(Exercise instructions): Scan the data below for the string "JSON". Show every line where it turns up.

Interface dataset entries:
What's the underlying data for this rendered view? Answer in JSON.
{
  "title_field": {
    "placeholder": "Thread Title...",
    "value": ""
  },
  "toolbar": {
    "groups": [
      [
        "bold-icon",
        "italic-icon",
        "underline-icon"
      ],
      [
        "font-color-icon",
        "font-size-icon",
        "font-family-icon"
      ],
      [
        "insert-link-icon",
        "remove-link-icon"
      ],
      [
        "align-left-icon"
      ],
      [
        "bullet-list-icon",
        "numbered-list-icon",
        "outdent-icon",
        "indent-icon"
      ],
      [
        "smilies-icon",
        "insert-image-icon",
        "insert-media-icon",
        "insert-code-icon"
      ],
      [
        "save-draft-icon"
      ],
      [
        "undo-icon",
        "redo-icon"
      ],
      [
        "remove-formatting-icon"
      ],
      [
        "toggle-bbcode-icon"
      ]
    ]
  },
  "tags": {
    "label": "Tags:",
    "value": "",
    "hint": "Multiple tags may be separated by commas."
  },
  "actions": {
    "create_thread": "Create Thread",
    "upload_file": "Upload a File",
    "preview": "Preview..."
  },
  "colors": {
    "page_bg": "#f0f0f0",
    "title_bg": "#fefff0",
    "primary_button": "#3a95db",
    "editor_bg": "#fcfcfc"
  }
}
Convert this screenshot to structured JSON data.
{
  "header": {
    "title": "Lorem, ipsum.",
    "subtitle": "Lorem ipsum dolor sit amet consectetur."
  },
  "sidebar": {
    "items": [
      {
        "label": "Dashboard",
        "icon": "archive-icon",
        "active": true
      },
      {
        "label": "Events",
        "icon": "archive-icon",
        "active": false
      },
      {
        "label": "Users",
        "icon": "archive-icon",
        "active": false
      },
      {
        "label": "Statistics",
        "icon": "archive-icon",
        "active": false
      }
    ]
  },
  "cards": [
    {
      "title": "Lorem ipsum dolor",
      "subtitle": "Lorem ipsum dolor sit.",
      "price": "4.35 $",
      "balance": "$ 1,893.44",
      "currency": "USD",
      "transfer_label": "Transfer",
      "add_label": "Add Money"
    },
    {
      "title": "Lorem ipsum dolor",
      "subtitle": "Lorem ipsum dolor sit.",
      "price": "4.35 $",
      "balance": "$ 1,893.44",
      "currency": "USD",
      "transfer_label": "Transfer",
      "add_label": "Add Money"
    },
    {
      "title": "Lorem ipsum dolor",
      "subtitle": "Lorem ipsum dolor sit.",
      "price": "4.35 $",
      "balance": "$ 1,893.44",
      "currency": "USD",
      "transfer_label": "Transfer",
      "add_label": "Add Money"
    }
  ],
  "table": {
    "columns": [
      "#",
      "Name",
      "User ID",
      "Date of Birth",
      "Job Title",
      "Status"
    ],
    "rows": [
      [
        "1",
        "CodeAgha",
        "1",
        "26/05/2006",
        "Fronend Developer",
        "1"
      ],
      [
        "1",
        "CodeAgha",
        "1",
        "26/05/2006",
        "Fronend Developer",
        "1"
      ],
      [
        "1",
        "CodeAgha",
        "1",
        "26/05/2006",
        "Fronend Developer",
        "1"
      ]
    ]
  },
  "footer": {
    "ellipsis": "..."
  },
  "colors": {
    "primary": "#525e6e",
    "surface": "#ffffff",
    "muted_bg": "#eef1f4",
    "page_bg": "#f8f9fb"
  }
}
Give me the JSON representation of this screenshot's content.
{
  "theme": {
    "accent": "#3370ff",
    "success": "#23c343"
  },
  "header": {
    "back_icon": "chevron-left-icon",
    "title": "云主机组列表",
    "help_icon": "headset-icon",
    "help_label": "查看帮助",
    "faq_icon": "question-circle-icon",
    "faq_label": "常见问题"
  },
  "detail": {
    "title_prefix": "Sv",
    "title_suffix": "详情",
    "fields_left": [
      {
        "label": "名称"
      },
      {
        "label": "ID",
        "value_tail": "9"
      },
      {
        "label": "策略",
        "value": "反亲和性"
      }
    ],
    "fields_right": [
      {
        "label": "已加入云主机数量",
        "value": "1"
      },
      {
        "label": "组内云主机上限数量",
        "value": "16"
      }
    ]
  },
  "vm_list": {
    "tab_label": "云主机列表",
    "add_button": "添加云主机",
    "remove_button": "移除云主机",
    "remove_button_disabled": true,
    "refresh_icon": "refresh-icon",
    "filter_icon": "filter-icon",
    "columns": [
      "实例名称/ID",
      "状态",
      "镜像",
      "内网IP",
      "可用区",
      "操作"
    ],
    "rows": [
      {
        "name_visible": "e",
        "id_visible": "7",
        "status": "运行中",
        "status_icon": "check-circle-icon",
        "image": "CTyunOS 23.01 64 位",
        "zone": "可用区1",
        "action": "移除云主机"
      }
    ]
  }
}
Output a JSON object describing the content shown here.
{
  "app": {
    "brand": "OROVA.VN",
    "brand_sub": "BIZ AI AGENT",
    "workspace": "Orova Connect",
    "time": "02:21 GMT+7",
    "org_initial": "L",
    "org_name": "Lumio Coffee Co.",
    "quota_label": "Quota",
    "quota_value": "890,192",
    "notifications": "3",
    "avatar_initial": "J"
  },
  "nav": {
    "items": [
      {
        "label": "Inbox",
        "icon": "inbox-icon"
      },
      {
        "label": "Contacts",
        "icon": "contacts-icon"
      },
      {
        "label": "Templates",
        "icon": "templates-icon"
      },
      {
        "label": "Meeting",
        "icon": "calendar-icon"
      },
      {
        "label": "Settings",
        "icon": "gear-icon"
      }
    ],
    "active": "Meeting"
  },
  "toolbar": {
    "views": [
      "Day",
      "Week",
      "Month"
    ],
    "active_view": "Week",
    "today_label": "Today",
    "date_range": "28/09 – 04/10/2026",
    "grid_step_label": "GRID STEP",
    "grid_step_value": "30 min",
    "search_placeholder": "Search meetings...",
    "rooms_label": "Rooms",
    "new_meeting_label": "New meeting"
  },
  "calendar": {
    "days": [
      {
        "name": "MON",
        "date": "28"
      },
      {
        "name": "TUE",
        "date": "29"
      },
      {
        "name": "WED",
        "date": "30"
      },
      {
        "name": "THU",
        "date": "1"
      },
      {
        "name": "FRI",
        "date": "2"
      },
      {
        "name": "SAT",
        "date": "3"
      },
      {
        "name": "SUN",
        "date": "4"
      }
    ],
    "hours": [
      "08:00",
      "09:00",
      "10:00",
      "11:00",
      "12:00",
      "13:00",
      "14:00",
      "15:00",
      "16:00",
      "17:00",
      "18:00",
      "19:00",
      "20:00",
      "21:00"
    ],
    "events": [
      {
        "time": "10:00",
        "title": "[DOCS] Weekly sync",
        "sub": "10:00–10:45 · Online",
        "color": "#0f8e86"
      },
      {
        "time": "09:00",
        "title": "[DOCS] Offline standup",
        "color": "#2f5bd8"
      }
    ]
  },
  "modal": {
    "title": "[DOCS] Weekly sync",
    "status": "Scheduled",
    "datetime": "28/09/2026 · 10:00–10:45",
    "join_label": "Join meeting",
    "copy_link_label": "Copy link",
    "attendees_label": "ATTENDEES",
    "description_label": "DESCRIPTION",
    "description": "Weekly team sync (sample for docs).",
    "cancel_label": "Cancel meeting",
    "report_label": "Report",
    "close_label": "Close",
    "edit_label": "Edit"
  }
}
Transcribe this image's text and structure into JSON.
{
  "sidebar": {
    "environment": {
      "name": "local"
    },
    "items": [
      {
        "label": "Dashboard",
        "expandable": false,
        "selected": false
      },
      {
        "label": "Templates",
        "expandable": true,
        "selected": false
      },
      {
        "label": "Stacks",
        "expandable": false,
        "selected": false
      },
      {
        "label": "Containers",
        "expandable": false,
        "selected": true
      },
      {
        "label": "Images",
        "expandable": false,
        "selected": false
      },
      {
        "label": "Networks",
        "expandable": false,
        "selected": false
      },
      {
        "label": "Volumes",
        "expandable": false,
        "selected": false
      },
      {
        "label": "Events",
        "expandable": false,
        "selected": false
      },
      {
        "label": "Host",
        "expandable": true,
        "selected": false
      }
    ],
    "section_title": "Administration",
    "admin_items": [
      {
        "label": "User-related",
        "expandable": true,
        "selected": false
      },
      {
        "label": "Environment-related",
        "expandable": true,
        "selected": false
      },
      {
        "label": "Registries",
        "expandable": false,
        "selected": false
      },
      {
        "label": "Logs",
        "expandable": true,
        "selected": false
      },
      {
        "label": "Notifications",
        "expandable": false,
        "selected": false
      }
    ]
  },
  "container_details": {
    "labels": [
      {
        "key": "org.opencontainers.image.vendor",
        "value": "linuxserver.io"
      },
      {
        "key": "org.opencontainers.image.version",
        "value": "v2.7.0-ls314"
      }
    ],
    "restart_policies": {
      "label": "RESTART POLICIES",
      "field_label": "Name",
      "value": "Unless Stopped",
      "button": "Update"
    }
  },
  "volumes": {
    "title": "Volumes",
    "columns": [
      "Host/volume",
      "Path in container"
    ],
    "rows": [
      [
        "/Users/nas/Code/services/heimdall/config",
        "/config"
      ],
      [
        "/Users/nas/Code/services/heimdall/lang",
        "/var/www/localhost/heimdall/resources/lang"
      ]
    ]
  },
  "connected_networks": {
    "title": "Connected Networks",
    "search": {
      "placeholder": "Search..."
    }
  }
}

(Task answer):
What's the underlying data for this rendered view? Answer in JSON.
Convert this screenshot to structured JSON data.
Give me the JSON representation of this screenshot's content.
Output a JSON object describing the content shown here.
Transcribe this image's text and structure into JSON.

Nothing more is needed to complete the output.